Despite North Korean media keeping mum, word leaked reasonably quickly about the nature of Kim’s absence. More importantly, by the time the world noticed he was missing, according to Kim’s doctor, he was on the mend. Nevertheless, we were still treated to all kinds of speculation including accounts that Kim had pancreatic cancer and, my favorite, Toshimitsu Shigemura, the straight-up nut-job who claimed that Kim Jong Il had actually died in 2003 and had been replaced by a stunt double in a horrible North Korean remake of the American movie Dave. (The film starred Kevin Kline as a Presidential impersonator who gets the job for real after the real President strokes out.)
The field of people watching North Korea is especially vulnerable to this sort of nonsense for any number of reasons—the Kim family functions as a monarchy and the tales about it are bizarre to begin with. But more than anything else, the endless speculation probably reflects our collective wish that the regime collapse. For whatever reason, people focused on the fact that Kim had fallen ill, not the fact that he was recovering and remained in power. If anything, a prolonged absence suggests stability.
After his stroke, Kim Jong Il recovered to live three more years and, when he finally did go down for the dirt nap, he was succeeded by Kim Jong Un. There was no coup.
So, maybe we should just all calm down.
World leaders take prolonged absences for all kinds of reasons including, yes, a touch of the flu or back spasms. If a leader misses a major event, like when Kim Jong Il missed the 60th anniversary of the Korean People’s Army, that’s interesting—that suggests real health issues. But even health-related absences are ultimately pretty boring, given that health problems are rarely fatal. The anecdotal data simply does not suggest that prolonged absences are correlated with a change in power. When world leaders drop dead, as we’ve experienced with the Kim family, it is sudden and we know about it.

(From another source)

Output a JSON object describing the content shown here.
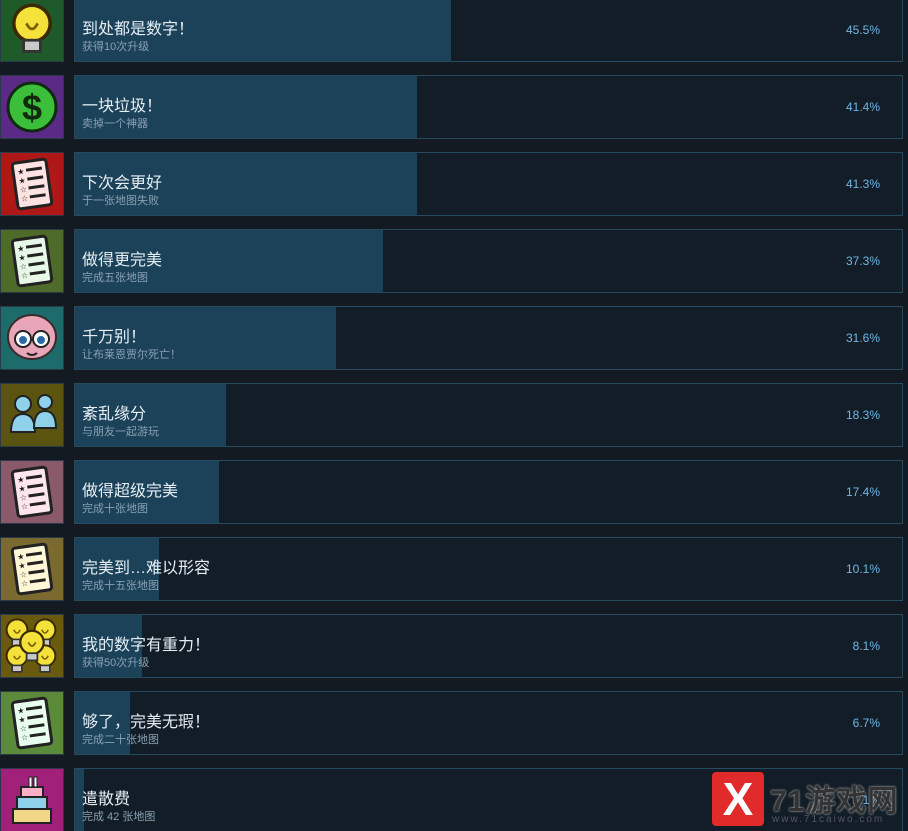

Jeffrey Lewis is Director of the East Asia Nonproliferation Program at the James Martin Center for Nonproliferation Studies (CNS), Monterey Institute of International Studies, and a frequent contributor to 38 North.